An employment law professor says New Zealand needs to improve its legal approach to the so-called ‘gig economy’.
The gig economy is a work environment where temporary positions are common and organisations contract with independent workers for short-term employment.
But do these workers get the basic protections afforded to permanent employees?
Professor Gordon Anderson’s Transforming Workplace Relations in New Zealand 1976-2016, was published this month by Victoria University Press.
The book explores the evolution of New Zealand’s employment landscape since 1976, and speculates on the future of workplace relations.
Professor Anderson says New Zealand has not yet learned to deal with the gig economy legally, or indeed practically.
“Companies like Uber, or Amazon’s Mechanical Turk, where the employment status is less than clear, and where the work is often short-term, or one-off, you start to have a group of people who miss out,” he says.
He says they’re not protected by the minimum wage, they miss out on holidays, and they’re probably never going to qualify for parental leave.
“The minimum protections usually revolve around being an employee rather than a contractor, and at least some of it revolves around continuity of employment.
“If people are operating outside that paradigm, they’re in a degree of difficulty, and no one has quite worked out what to do about it yet. You can’t use a mid-20th century legal structure to deal with a whole new mode of employment. I suspect over the next few years, dealing with all that is going to be the main problem,” he says.
Professor Anderson says with an increase in people working from home, the extent to which it’s appropriate for an employer to monitor those working for them also needs attention.
“Often when you’re working from home you’re on a computer. There are all sorts of technological systems – screenshots every few minutes, monitoring background noise – that can start to get extremely intrusive.
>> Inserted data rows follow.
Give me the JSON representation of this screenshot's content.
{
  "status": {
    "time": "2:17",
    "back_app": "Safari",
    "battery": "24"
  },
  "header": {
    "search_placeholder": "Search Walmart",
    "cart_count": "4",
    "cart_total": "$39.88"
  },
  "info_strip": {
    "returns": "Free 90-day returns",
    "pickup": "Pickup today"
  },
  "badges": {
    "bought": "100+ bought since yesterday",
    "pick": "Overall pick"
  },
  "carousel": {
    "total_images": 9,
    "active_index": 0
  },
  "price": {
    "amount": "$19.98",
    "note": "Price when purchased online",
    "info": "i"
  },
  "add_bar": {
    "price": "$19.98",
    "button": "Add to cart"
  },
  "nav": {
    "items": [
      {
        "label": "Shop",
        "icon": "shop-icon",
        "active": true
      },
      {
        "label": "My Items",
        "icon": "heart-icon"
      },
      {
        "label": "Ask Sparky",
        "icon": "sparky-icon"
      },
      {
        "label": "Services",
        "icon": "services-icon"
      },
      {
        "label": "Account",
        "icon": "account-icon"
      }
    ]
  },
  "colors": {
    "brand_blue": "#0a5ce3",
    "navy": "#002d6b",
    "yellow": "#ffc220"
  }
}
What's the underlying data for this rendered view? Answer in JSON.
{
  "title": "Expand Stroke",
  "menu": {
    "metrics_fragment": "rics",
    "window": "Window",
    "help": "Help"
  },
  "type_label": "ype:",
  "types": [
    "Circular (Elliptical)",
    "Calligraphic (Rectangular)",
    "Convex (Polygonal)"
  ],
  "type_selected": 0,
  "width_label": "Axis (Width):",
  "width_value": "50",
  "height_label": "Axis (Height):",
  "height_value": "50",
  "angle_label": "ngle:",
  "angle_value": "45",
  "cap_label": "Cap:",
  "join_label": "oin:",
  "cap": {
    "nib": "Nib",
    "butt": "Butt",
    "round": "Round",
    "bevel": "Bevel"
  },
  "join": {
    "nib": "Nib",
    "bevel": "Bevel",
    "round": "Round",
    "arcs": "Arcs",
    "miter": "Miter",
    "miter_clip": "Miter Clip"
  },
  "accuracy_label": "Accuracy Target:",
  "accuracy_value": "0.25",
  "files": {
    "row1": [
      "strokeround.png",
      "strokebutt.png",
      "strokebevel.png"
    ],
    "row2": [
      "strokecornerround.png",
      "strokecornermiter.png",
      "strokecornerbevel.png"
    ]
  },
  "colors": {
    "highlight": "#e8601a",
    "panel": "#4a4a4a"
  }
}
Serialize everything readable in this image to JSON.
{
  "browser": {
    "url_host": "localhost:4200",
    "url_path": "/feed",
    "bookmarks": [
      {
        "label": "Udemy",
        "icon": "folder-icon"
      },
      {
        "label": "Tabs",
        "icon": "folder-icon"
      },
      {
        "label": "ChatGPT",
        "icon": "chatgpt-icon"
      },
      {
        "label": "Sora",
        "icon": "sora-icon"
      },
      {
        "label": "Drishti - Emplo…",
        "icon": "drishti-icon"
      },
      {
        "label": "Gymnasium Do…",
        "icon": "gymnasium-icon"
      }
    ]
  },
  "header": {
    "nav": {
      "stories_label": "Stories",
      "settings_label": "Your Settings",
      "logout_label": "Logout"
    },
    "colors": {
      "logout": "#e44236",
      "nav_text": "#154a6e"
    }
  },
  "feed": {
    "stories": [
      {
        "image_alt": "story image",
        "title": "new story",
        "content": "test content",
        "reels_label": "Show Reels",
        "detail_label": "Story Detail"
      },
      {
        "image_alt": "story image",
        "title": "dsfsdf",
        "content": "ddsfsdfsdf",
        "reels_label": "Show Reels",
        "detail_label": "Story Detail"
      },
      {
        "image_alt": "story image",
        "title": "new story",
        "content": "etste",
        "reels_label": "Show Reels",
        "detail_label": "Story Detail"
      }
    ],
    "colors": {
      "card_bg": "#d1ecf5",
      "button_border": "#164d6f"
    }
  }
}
With cameras, microphones, keyboards, stroke monitoring, location devices on phones… it’s scary how invasive some of this technology is getting.
“Plus, there’s the broader question about monitoring people’s lives outside of work – monitoring Facebook, monitoring Twitter. It’s an area that needs sorting out in a legal sense, but also in a moral and practical sense as well,” he says.
Despite these growing issues, Professor Anderson says that the 17 years since the Employment Relations Act 2000 (ERA) has been a relatively stable period for workplace relations in New Zealand.